## Problem description
Work out how many lines of the data hold the string "count", and reply with that number alone.

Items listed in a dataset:

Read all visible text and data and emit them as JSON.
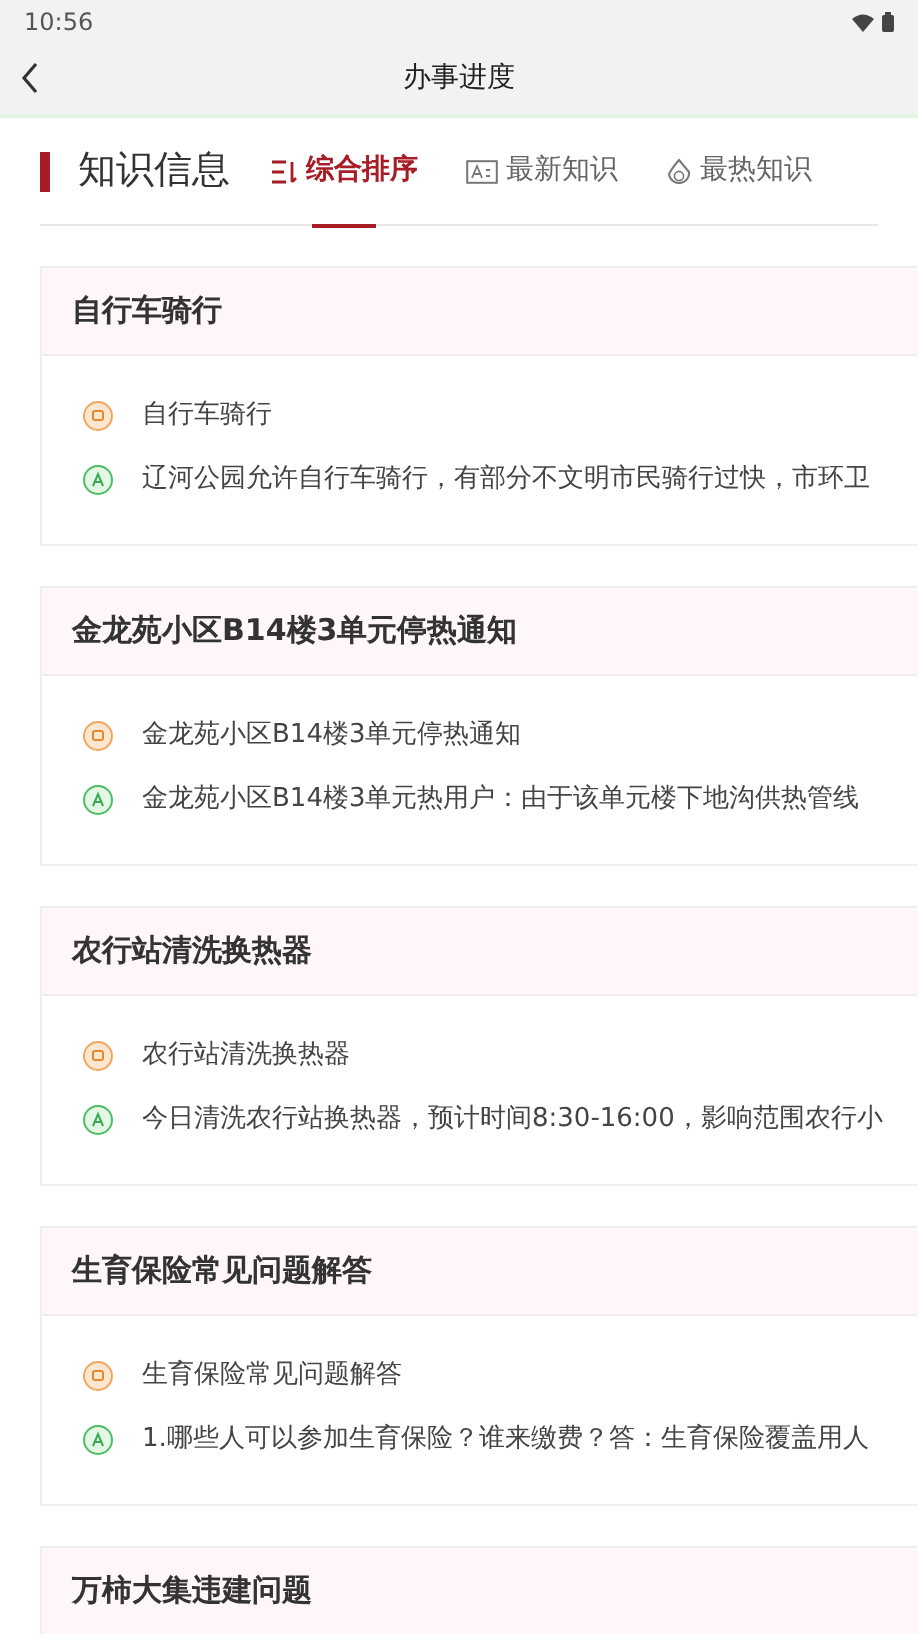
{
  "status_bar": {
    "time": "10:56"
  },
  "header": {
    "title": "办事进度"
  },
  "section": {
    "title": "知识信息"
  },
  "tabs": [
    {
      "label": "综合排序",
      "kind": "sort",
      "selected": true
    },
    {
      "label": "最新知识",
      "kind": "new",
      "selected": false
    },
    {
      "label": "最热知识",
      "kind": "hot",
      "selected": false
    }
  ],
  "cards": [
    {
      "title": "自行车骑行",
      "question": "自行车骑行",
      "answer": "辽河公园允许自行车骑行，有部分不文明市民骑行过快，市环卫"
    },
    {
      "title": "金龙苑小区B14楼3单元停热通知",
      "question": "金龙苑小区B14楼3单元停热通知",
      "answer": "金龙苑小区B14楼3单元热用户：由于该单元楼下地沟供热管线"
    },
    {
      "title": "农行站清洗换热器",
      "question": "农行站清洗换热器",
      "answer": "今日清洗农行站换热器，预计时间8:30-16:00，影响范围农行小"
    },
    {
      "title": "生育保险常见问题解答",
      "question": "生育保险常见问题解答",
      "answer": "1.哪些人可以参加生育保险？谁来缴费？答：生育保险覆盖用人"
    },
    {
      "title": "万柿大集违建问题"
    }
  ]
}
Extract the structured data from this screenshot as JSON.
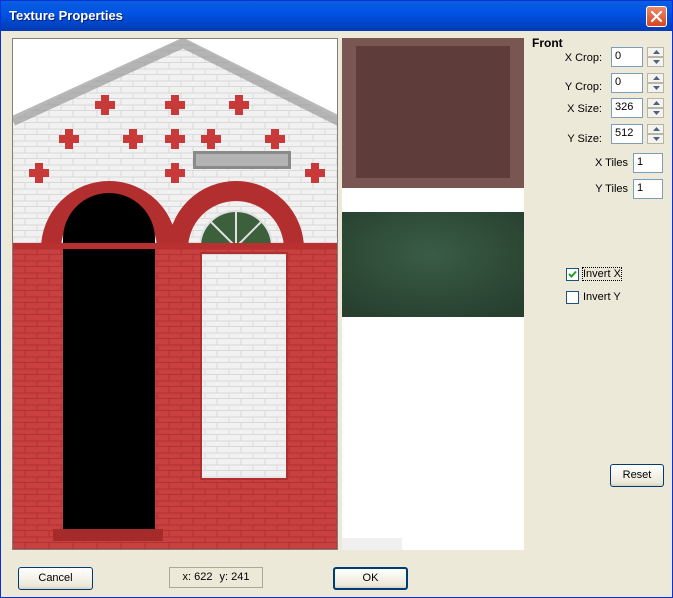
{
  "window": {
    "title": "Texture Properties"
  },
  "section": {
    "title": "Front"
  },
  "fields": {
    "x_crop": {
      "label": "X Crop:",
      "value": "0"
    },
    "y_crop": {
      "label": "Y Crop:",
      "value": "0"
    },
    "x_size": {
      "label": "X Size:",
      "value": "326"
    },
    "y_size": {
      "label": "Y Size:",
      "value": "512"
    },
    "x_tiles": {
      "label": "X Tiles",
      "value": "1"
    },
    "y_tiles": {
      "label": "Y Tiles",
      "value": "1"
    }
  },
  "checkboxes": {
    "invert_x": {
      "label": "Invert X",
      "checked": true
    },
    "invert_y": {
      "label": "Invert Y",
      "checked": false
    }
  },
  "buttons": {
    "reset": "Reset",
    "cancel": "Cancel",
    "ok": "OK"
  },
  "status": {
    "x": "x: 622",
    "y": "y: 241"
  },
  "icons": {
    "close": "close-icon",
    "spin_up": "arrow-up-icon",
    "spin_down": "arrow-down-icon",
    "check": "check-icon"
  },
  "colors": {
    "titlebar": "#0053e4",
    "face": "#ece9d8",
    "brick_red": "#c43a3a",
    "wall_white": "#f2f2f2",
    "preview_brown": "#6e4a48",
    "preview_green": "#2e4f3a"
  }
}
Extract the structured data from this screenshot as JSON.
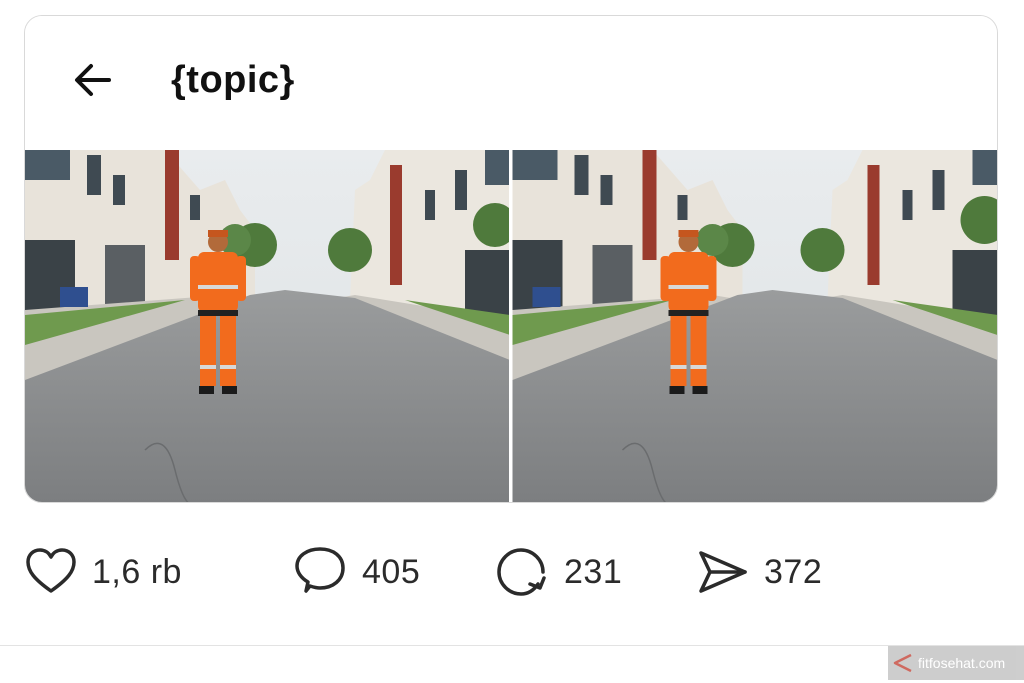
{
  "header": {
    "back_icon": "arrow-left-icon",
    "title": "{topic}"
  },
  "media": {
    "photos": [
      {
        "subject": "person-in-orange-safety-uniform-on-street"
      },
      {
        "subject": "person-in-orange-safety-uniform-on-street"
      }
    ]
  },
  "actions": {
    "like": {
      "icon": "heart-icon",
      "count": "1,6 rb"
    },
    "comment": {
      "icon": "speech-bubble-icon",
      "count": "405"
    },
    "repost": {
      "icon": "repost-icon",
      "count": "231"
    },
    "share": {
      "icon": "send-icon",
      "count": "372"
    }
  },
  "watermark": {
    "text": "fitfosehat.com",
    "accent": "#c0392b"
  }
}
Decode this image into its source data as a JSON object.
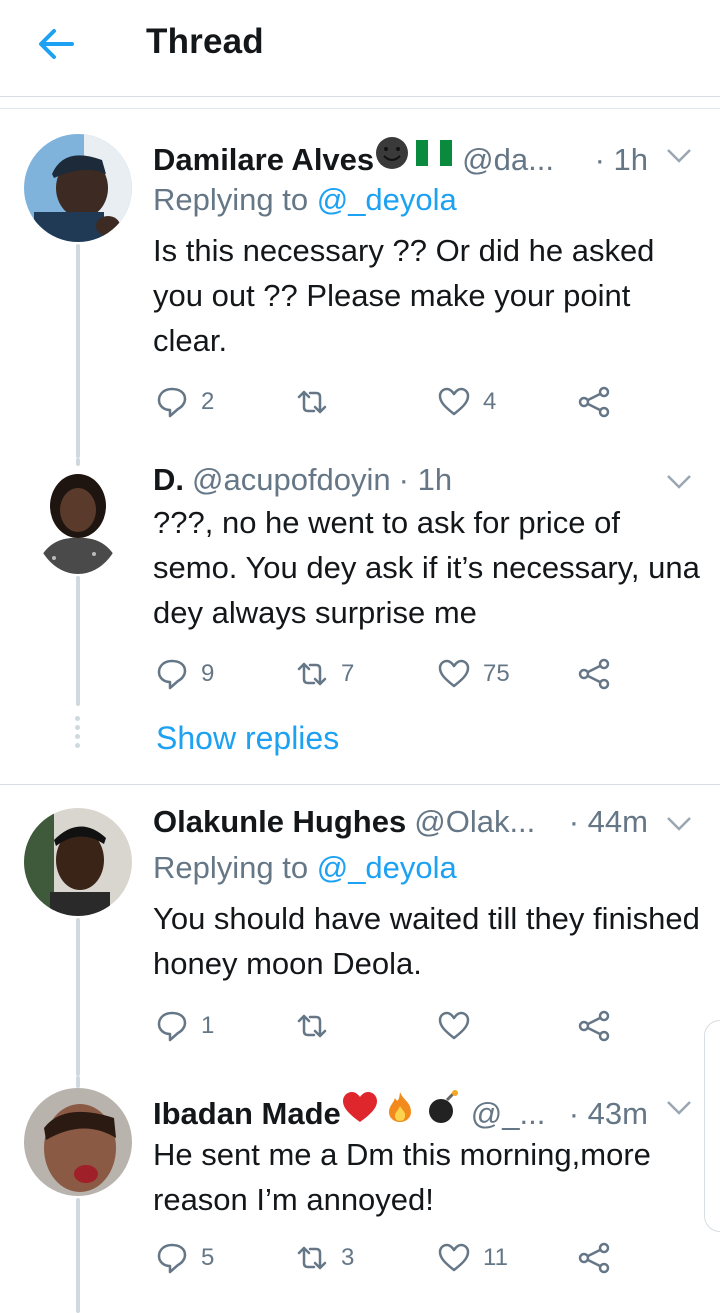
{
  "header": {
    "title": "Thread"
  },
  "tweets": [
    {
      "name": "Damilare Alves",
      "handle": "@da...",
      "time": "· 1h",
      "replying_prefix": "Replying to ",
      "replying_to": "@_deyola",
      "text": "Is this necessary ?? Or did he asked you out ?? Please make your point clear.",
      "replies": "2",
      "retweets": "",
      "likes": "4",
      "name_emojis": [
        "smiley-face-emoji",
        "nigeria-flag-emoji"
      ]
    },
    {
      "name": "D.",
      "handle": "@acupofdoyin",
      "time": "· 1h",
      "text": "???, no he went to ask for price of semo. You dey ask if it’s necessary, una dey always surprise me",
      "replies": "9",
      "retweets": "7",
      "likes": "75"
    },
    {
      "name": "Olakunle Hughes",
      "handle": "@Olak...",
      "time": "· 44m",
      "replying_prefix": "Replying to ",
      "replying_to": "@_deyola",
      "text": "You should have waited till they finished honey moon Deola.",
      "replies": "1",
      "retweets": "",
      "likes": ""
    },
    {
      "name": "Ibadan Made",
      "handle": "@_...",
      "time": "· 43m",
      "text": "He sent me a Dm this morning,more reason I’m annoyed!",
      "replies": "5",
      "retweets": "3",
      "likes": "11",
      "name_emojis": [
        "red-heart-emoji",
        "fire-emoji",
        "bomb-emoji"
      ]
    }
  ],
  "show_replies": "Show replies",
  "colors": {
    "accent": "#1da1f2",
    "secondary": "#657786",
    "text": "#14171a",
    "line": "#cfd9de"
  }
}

## Output
4